Florida Film Festival 2023

Florida Man goes to the movies

Exclusive to MeierMovies, April 1, 2023

Florida Man gets a bad rap. But, hey, at least he likes to go to the movies. That’s according to the Enzian Theater, which is featuring “Florida Man” as its theme for the 32nd annual festival. Of course, it’s all a bit tongue in cheek, so expect some playful parodies of the colorful stereotype. Also expect movies, a lot of them: 168 total. That’s 50 features and 113 shorts from 38 countries.

“This is definitely our most diverse festival yet, and we have more Florida films, music  films, animated features and LGBTQIA+ content than ever before,” says Programming Director Matthew Curtis, who adds that “143 films will have at least a Florida premiere at the festival, and 29 films will be having their world, North American, or U.S. premieres.”

The event runs April 14-23, with all screenings held at Enzian Theater or Regal Winter Park Village (with one Popcorn Flick at Winter Park’s Central Park). Regal is undergoing a major renovation that is unlikely to be completed in time for the festival. However, the lobby might be finished, and the theaters themselves are not affected. Just be prepared to walk between construction walls. Parties, music performances and panel discussions will be held at the new Winter Park Public Library and Events Center, Full Sail University, Sanford Brewing Company, the Copper Rocket, Hannibal’s On the Square and, of course, everyone’s favorite movie hangout, the Enzian’s Eden Bar.

The festival’s opening film will be the Florida-centric You Were My First Boyfriend, directed by Cecilia Aldarondo and Sarah Enid Hagey. It will be preceded by the short film The Greatest Poem, directed by Elyse Kelly.

John Cusack is this year’s celebrity guest. Though tickets are going for a hefty $150, the event on April 21 is already on standby status. It seems people will pay anything for Say Anything.

Living up to its name, the Florida Film Festival is more Floridey than ever before, with 40 movies containing direct Florida ties, according to Tim Anderson, programming coordinator. Plus, the Florida Sidebar program has expanded from one shorts program to two, and the festival has added an audience-choice award for best Florida feature and best Florida short.
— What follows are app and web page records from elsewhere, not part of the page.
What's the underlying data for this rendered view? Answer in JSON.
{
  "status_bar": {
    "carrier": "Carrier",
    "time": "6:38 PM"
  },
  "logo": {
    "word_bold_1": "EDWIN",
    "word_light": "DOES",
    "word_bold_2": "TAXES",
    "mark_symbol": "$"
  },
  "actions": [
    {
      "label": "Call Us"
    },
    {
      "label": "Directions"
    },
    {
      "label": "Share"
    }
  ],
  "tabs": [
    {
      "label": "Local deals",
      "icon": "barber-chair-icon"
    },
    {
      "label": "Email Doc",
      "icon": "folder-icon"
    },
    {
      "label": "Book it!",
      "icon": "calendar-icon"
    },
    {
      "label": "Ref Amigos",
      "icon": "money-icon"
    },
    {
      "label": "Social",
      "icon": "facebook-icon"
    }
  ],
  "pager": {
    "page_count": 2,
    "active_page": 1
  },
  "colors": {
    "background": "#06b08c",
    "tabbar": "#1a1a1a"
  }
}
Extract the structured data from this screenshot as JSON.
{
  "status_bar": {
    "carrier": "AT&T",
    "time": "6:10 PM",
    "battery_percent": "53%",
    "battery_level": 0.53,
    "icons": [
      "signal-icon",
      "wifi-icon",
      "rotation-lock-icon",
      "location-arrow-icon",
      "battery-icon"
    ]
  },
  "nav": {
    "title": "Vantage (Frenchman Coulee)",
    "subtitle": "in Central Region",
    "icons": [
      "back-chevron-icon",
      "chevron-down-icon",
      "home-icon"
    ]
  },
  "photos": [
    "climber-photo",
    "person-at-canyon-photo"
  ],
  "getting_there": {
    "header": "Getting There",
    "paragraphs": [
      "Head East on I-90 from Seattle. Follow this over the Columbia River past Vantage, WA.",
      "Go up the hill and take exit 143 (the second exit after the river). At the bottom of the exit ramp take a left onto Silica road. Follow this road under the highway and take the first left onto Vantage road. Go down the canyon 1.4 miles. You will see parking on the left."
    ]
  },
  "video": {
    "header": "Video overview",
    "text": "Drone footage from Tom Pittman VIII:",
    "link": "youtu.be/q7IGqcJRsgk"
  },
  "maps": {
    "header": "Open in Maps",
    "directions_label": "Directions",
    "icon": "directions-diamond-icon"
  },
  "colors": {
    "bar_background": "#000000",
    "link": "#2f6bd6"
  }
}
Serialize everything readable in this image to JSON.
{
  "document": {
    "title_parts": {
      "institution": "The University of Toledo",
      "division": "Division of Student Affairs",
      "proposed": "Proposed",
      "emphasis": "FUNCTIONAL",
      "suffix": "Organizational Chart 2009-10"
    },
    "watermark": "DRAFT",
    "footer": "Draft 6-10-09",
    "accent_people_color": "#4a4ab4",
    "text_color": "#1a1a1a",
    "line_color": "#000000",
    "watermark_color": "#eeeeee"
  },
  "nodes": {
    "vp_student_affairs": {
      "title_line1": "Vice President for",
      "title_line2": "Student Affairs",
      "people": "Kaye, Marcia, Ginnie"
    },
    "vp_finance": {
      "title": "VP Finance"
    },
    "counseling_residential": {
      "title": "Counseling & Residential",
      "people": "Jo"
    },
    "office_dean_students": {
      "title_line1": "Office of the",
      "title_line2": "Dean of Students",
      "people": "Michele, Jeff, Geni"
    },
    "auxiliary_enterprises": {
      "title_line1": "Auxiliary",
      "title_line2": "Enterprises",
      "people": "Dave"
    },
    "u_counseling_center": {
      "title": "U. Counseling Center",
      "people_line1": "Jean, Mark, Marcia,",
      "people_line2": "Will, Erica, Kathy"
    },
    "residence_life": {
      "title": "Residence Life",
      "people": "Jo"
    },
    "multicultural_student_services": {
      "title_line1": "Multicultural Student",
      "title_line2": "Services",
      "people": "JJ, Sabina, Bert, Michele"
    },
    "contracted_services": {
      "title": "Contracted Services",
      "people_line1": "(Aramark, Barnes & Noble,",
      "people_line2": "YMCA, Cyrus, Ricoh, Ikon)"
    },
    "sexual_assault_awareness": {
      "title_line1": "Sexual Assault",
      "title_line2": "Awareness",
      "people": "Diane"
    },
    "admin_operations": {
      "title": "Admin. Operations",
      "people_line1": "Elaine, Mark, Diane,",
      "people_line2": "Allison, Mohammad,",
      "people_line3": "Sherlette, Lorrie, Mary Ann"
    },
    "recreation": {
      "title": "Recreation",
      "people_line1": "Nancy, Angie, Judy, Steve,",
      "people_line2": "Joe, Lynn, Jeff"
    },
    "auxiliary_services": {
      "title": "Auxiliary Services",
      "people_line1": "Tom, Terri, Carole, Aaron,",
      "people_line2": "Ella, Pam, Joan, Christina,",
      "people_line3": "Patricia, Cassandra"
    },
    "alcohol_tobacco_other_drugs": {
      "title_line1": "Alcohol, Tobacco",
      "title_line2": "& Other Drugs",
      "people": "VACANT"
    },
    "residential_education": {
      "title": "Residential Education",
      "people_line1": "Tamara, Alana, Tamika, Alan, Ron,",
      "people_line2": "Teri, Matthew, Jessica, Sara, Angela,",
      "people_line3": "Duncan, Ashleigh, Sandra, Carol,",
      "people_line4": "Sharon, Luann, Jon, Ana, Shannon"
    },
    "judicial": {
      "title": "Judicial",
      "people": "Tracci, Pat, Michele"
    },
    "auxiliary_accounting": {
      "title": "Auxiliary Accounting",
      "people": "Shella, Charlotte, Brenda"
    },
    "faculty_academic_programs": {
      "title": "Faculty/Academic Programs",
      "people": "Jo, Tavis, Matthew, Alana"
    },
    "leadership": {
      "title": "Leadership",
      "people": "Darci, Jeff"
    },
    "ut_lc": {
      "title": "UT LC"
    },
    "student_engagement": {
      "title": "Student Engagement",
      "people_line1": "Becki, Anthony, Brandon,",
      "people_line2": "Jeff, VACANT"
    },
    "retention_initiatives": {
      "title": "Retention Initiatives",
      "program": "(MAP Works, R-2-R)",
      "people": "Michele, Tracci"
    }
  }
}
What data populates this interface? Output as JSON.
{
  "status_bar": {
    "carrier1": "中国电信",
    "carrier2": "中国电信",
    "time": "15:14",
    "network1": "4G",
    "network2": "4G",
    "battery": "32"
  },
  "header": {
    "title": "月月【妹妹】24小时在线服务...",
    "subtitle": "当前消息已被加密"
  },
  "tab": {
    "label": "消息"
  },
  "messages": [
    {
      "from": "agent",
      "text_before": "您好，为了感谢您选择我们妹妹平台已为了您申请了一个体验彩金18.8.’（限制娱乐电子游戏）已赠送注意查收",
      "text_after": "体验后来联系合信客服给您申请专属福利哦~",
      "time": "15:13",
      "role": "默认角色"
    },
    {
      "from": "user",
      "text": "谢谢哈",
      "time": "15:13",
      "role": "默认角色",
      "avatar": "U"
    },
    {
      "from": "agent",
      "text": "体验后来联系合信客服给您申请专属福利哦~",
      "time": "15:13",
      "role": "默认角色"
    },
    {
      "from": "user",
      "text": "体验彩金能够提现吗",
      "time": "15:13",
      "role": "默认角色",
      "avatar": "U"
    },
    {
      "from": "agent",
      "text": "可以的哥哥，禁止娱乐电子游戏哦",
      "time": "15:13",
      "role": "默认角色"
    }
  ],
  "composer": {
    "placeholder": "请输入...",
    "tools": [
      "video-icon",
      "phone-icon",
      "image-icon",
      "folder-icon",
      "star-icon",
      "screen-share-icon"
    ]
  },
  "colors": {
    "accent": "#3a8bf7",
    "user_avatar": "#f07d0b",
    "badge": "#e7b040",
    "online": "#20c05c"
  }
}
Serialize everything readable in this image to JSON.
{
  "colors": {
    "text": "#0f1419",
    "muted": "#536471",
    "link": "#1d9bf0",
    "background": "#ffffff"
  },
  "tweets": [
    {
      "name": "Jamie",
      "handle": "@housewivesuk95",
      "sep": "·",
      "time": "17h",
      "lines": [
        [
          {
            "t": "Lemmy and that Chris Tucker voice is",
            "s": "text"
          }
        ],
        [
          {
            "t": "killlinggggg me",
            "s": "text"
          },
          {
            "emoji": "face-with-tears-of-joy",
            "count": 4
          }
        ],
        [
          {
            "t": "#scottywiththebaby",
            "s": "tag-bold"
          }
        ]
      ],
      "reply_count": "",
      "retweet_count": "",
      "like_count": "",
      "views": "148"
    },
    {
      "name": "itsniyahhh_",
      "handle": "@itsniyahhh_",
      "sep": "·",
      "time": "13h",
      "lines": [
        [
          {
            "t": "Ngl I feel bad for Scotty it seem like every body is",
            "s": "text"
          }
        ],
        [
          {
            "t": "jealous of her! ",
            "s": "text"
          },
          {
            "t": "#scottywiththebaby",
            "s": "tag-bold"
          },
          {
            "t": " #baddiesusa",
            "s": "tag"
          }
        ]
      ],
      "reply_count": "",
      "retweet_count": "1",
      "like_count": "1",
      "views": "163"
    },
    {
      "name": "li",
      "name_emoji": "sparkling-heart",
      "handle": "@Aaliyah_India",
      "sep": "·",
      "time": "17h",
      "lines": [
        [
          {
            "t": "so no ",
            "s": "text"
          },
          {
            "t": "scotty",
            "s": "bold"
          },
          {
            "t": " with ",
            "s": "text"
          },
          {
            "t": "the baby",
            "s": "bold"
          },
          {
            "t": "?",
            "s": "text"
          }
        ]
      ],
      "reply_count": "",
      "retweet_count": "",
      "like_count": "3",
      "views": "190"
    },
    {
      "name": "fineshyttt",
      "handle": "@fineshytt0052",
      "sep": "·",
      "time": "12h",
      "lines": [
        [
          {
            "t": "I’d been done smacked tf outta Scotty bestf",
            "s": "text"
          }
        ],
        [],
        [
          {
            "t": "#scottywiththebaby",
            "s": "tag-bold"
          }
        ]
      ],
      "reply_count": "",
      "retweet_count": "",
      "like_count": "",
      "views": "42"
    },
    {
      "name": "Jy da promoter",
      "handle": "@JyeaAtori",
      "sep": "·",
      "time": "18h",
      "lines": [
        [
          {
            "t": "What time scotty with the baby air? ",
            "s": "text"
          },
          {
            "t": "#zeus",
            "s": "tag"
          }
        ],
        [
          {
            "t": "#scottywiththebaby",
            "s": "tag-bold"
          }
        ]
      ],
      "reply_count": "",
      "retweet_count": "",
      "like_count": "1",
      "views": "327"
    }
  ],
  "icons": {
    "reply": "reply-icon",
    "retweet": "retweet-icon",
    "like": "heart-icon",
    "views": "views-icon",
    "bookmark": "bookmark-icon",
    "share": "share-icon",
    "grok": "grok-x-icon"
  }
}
The festival is also focused on LGBTQIA+ content, with 24 films containing related themes or characters.

This is the tenth anniversary of my covering the festival. Though I’ve been attending for more than two decades, I first reviewed festival films back in 2013 for The Orlando Weekly. So I’m proud to celebrate a decade of movie madness. Some recent health issues have slowed me down (nothing too serious), but I still hope to review several films and see a lot of you at the fest!

Unfortunately, I’ve been able to preview just two films. I recommend the drama Master Gardener (3 stars on my 0-5 scale). Go here for my review. But I can’t recommend the action-comedy Polite Society (1 star). Some will connect to its outrageous mix of Tarantino and Bollywood, but I found it annoying, unfunny and ridiculous.

For more information, a schedule of screenings and ticket options, visit FloridaFilmFestival.com.


Further recommendations

If you’re a fan of Ray Romano and Everybody Loves Raymond, check out Somewhere in Queens (3 ¼ stars). The dramedy, which marks Romano’s directorial debut, is several degrees removed from the famous sitcom but enjoys a similar sensibility, with Romano and Laurie Metcalf starring as parents trying to balance the needs of their family with their own personal struggles and those of their teenage son. Somewhat contrived, the film hits a few stumbles along the way, but its path is worth following both for the dramatic and comedic payoffs. (And fans of the aforementioned TV show will enjoy revisiting Romano’s chemistry with Jon Manfrellotti, who played Gianni on Raymond.)

If you see just one domestic live-action shorts program, make it shorts #1 (nicknamed “Hopelessly Devoted to You,” both for the themes the films present and as a tribute to Olivia Newton-John, who died last year). The most surprising and rewarding of the bunch are Matt Kazman’s Donkey and Austin Kolodny’s Two Chairs, Not One (both 4 stars).

Also deserving of 4 stars are Imelda Is Not Alone, directed by Paula Heredia, and Breaking Silence, directed by Amy Bench and Annie Silverstein, from the 6x Real documentary shorts program. (The former won the Matthew Curtis Audience Award for best short film.) Finally, the stunning Ecce, from the international animated shorts program, deserves recognition. Directed by Margherita Premuroso, it presents a surreal, absurdist, rotoscopy world that I would rather watch on screen than visit in person. That sentiment applies to many other films I saw this year. Therein lies the vicarious joy of a film festival.


© 2023 MeierMovies, LLC. Images are courtesy of Enzian / Florida Film Festival.